Pulmonary function tests (PFTs) were performed in 39 survivors of the adult respiratory distress syndrome (ARDS) in whom clinical data had been prospectively collected during the acute episode. PFTs stabilized within 6 months of the episode and had returned to normal in most survivors. Persistent abnormalities were found after 6 months in diffusing capacity (14 of 23 patients, 61%), vital capacity (10 of 23 patients, 43%), and total lung capacity (five of 24 patients, 21%). To clarify the mechanisms underlying these persistent abnormalities, we attempted to correlate long-term PFT outcomes with estimates of the severity of initial lung injury as assessed from clinical data and with other features of the patient's course. The severity of lung function impairment during the first 3 days of ARDS was not related to long-term PFT values. However, a lower DL(CO) was related to a higher AaD(O2), higher pulmonary artery pressure, and worse radiographic appearance on Days 4 through 7 and to the occurrence of sepsis. A lower FVC was related to higher pulmonary vascular resistance in Days 4 through 7 of ARDS. Long-term values for FVC and TLC were directly related to increasing levels of PEEP applied from Days 4 through 7 of ARDS in patients with peak airway pressures less than 50 cm H2O. Long-term abnormalities of pulmonary function of survivors of ARDS were not related to initial lung impairment but were directly related to persistence of impaired lung function during the acute episode. Recovery of lung function may also have been directly related to therapeutic modalities such as PEEP and impaired by the occurrence of sepsis.

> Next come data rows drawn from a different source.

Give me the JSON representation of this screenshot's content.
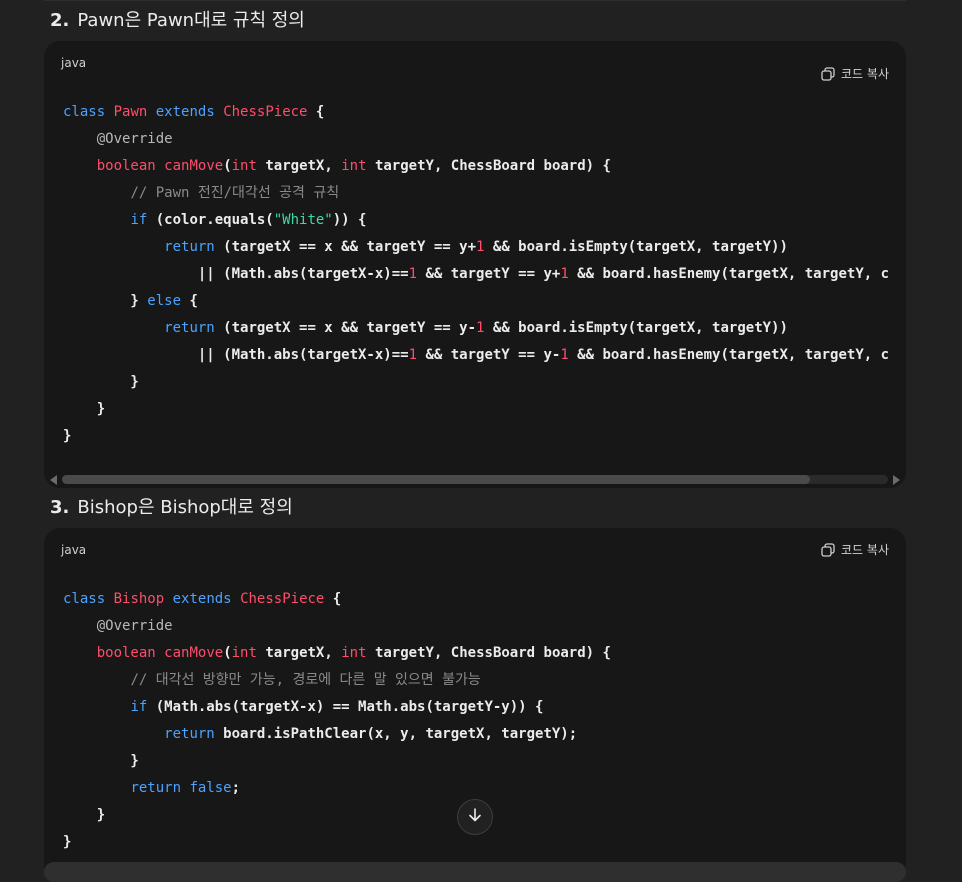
{
  "sections": [
    {
      "number": "2.",
      "title": "Pawn은 Pawn대로 규칙 정의",
      "language": "java",
      "copy_label": "코드 복사"
    },
    {
      "number": "3.",
      "title": "Bishop은 Bishop대로 정의",
      "language": "java",
      "copy_label": "코드 복사"
    }
  ],
  "code": {
    "pawn": [
      "class Pawn extends ChessPiece {",
      "    @Override",
      "    boolean canMove(int targetX, int targetY, ChessBoard board) {",
      "        // Pawn 전진/대각선 공격 규칙",
      "        if (color.equals(\"White\")) {",
      "            return (targetX == x && targetY == y+1 && board.isEmpty(targetX, targetY))",
      "                || (Math.abs(targetX-x)==1 && targetY == y+1 && board.hasEnemy(targetX, targetY, c",
      "        } else {",
      "            return (targetX == x && targetY == y-1 && board.isEmpty(targetX, targetY))",
      "                || (Math.abs(targetX-x)==1 && targetY == y-1 && board.hasEnemy(targetX, targetY, c",
      "        }",
      "    }",
      "}"
    ],
    "bishop": [
      "class Bishop extends ChessPiece {",
      "    @Override",
      "    boolean canMove(int targetX, int targetY, ChessBoard board) {",
      "        // 대각선 방향만 가능, 경로에 다른 말 있으면 불가능",
      "        if (Math.abs(targetX-x) == Math.abs(targetY-y)) {",
      "            return board.isPathClear(x, y, targetX, targetY);",
      "        }",
      "        return false;",
      "    }",
      "}"
    ]
  },
  "icons": {
    "copy": "copy-icon",
    "scroll_down": "arrow-down-icon"
  },
  "colors": {
    "background": "#212121",
    "code_background": "#171717",
    "keyword": "#4aa3ff",
    "type_name": "#ff4d6a",
    "string": "#3fd9a8",
    "comment": "#8a8a8a"
  }
}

ASJC Scopus subject areas
- Pulmonary and Respiratory Medicine